Within months they had learnt how to put the new principles into practice, with effective solutions taking an average of four weeks, and predictably up to eight weeks, to implement. The change of focus and decision-making resulted in a new approach to governance and collective learning, leading to further improvements. A year on, effective solutions were predictably being implemented in less than a week, with simple scenarios being resolved in two days, as the application team and its leaders progressively identified constraints obstructing the work and took action to remove the ‘waste’. Having eliminated the backlog, the team progressed to close working with the operational team proactively to prevent backlogs from occurring.

All the improvement occurred without the use of Agile or related operating models. At the same time, some of the practices emerging from the systems principles had parallels with Agile.

We were left with a working hypothesis that better outcomes in software development are dependent not so much on using Agile practices as on the effective application of systems principles. A critical consequence of using a systems approach, as opposed to a software perspective, is that business change and IT efforts are focused on issues that demonstrably affect outcomes for customers.

Releasing the new principles into production

Unlike new software code into a computer, principles cannot simply be ‘installed’ in groups of human beings. The Italian astronomer and physicist Galileo is one of a number of historical figures who have suffered persecution for espousing new thinking that challenges the common dogma held by the hierarchy. Galileo was ordered to turn himself in to the Holy Office for trial for maintaining the belief that the earth revolves around the sun, then deemed heretical by the Catholic Church. Standard practice demanded that the accused be imprisoned and secluded during the trial.

The development of new principles, or a new manifesto, requires a change of thinking and behaving. In conceiving the Vanguard Method, one of John Seddon’s founding tenets was that effective change cannot be imposed on people but has to be enabled through study of what is happening in the work and why. Helping people to experience for themselves why change is required may take more effort than other approaches, but it is the only one that works sustainably. If training programmes for techniques such as Agile do not challenge managers’ traditional frame of reference, they will continue to manage rather than lead teams, nullifying Agile’s potential benefits. (Which is why new employees often find it easier to tune in to the Agile mindset and practices than do staff with long experience of older methods.)

Even if people do get to understand for themselves how and why Agile principles should be applied, this still leaves them short of method to identify the constraints affecting the performance of Agile teams. This is why in the earlier example the Vanguard Method was key to the remarkable improvements in cycle times that were eventually achieved.

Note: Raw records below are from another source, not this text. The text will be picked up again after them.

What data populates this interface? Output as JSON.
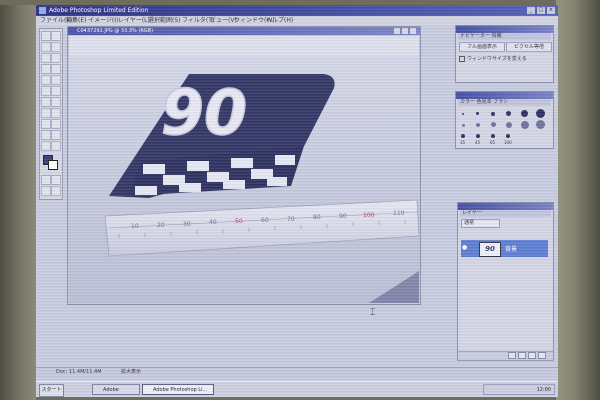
{
  "window": {
    "title": "Adobe Photoshop Limited Edition"
  },
  "menu": {
    "items": [
      "ファイル(F)",
      "編集(E)",
      "イメージ(I)",
      "レイヤー(L)",
      "選択範囲(S)",
      "フィルタ(T)",
      "ビュー(V)",
      "ウィンドウ(W)",
      "ヘルプ(H)"
    ]
  },
  "document": {
    "title": "C0437292.JPG @ 33.3% (RGB)",
    "sign_text": "90"
  },
  "navigator": {
    "tabs": "ナビゲーター  情報",
    "button_left": "フル画面表示",
    "button_right": "ピクセル等倍",
    "option": "ウィンドウサイズを変える"
  },
  "color_panel": {
    "tabs": "カラー  色見本  ブラシ",
    "brush_sizes": [
      "35",
      "45",
      "65",
      "100"
    ]
  },
  "layers": {
    "header": "レイヤー",
    "mode": "通常",
    "layer_name": "背景",
    "thumb_text": "90"
  },
  "statusbar": {
    "doc_info": "Doc: 11.4M/11.4M",
    "zoom_hint": "拡大表示"
  },
  "taskbar": {
    "start": "スタート",
    "tasks": [
      "Adobe Illustrator",
      "Adobe Photoshop Li..."
    ],
    "clock": "12:00"
  },
  "chart_data": null
}
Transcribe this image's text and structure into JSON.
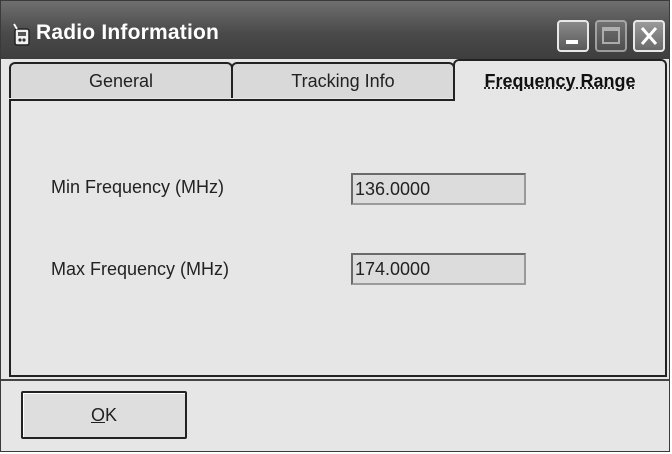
{
  "window": {
    "title": "Radio Information"
  },
  "tabs": [
    {
      "label": "General"
    },
    {
      "label": "Tracking Info"
    },
    {
      "label": "Frequency Range",
      "selected": true
    }
  ],
  "panel": {
    "min_label": "Min Frequency (MHz)",
    "min_value": "136.0000",
    "max_label": "Max Frequency (MHz)",
    "max_value": "174.0000"
  },
  "footer": {
    "ok_label_accel": "O",
    "ok_label_rest": "K"
  },
  "icons": {
    "app": "radio-icon",
    "minimize": "minimize-icon",
    "maximize": "maximize-icon",
    "close": "close-icon"
  }
}
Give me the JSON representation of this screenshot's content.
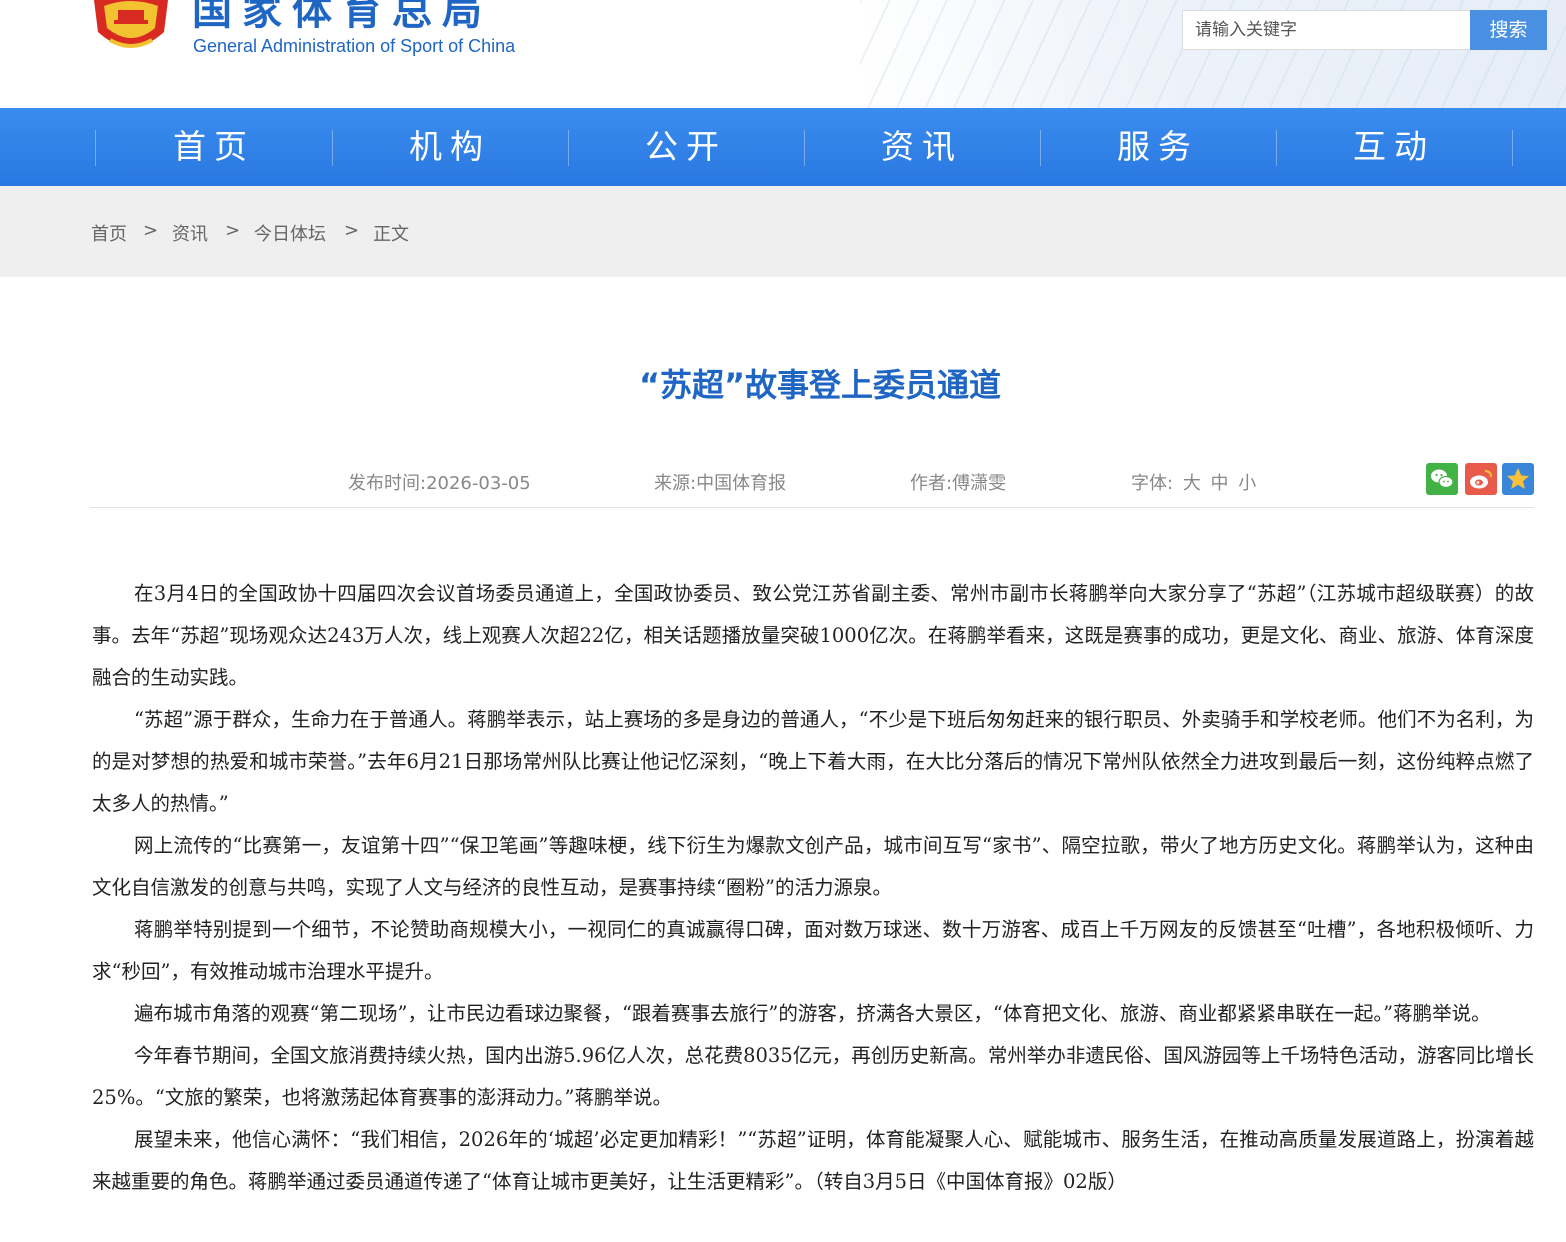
{
  "header": {
    "site_name_cn": "国家体育总局",
    "site_name_en": "General Administration of Sport of China",
    "search": {
      "placeholder": "请输入关键字",
      "button_label": "搜索"
    }
  },
  "nav": {
    "items": [
      "首页",
      "机构",
      "公开",
      "资讯",
      "服务",
      "互动"
    ]
  },
  "breadcrumb": {
    "items": [
      "首页",
      "资讯",
      "今日体坛",
      "正文"
    ],
    "separator": ">"
  },
  "article": {
    "title": "“苏超”故事登上委员通道",
    "meta": {
      "publish_label": "发布时间:",
      "publish_date": "2026-03-05",
      "source_label": "来源:",
      "source": "中国体育报",
      "author_label": "作者:",
      "author": "傅潇雯",
      "font_label": "字体:",
      "font_sizes": [
        "大",
        "中",
        "小"
      ]
    },
    "share_icons": [
      "wechat-share-icon",
      "weibo-share-icon",
      "favorite-star-icon"
    ],
    "paragraphs": [
      "在3月4日的全国政协十四届四次会议首场委员通道上，全国政协委员、致公党江苏省副主委、常州市副市长蒋鹏举向大家分享了“苏超”（江苏城市超级联赛）的故事。去年“苏超”现场观众达243万人次，线上观赛人次超22亿，相关话题播放量突破1000亿次。在蒋鹏举看来，这既是赛事的成功，更是文化、商业、旅游、体育深度融合的生动实践。",
      "“苏超”源于群众，生命力在于普通人。蒋鹏举表示，站上赛场的多是身边的普通人，“不少是下班后匆匆赶来的银行职员、外卖骑手和学校老师。他们不为名利，为的是对梦想的热爱和城市荣誉。”去年6月21日那场常州队比赛让他记忆深刻，“晚上下着大雨，在大比分落后的情况下常州队依然全力进攻到最后一刻，这份纯粹点燃了太多人的热情。”",
      "网上流传的“比赛第一，友谊第十四”“保卫笔画”等趣味梗，线下衍生为爆款文创产品，城市间互写“家书”、隔空拉歌，带火了地方历史文化。蒋鹏举认为，这种由文化自信激发的创意与共鸣，实现了人文与经济的良性互动，是赛事持续“圈粉”的活力源泉。",
      "蒋鹏举特别提到一个细节，不论赞助商规模大小，一视同仁的真诚赢得口碑，面对数万球迷、数十万游客、成百上千万网友的反馈甚至“吐槽”，各地积极倾听、力求“秒回”，有效推动城市治理水平提升。",
      "遍布城市角落的观赛“第二现场”，让市民边看球边聚餐，“跟着赛事去旅行”的游客，挤满各大景区，“体育把文化、旅游、商业都紧紧串联在一起。”蒋鹏举说。",
      "今年春节期间，全国文旅消费持续火热，国内出游5.96亿人次，总花费8035亿元，再创历史新高。常州举办非遗民俗、国风游园等上千场特色活动，游客同比增长25%。“文旅的繁荣，也将激荡起体育赛事的澎湃动力。”蒋鹏举说。",
      "展望未来，他信心满怀：“我们相信，2026年的‘城超’必定更加精彩！”“苏超”证明，体育能凝聚人心、赋能城市、服务生活，在推动高质量发展道路上，扮演着越来越重要的角色。蒋鹏举通过委员通道传递了“体育让城市更美好，让生活更精彩”。（转自3月5日《中国体育报》02版）"
    ]
  },
  "colors": {
    "brand_blue": "#1f66c4",
    "nav_blue": "#2a78e2",
    "search_button": "#4a90e2"
  }
}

So what?

Any organisation adopting Agile thus faces a choice: either treat it as the latest fad or accept that it needs to be set in a systems perspective. Do managers stay in the comfortable framework of current dogma? Or do they move into the enlightenment that comes from understanding the organisation as a system and dealing with change accordingly? The latter demands a change of thinking not only in those developing code, but in managers throughout the organisation, regardless of functional speciality or seniority. From my observation, successfully applying Agile requires a solid investment of leadership in:

  • propagating a manifesto of principles grounded in systems theory
  • enabling a learning organisation that is able to put the principles into practice
  • using intervention theory to enable change in the organisation.

Naturally if you have any data or observations that enable me to improve on my hypothesis I would be very grateful to hear about them.

Richard Moir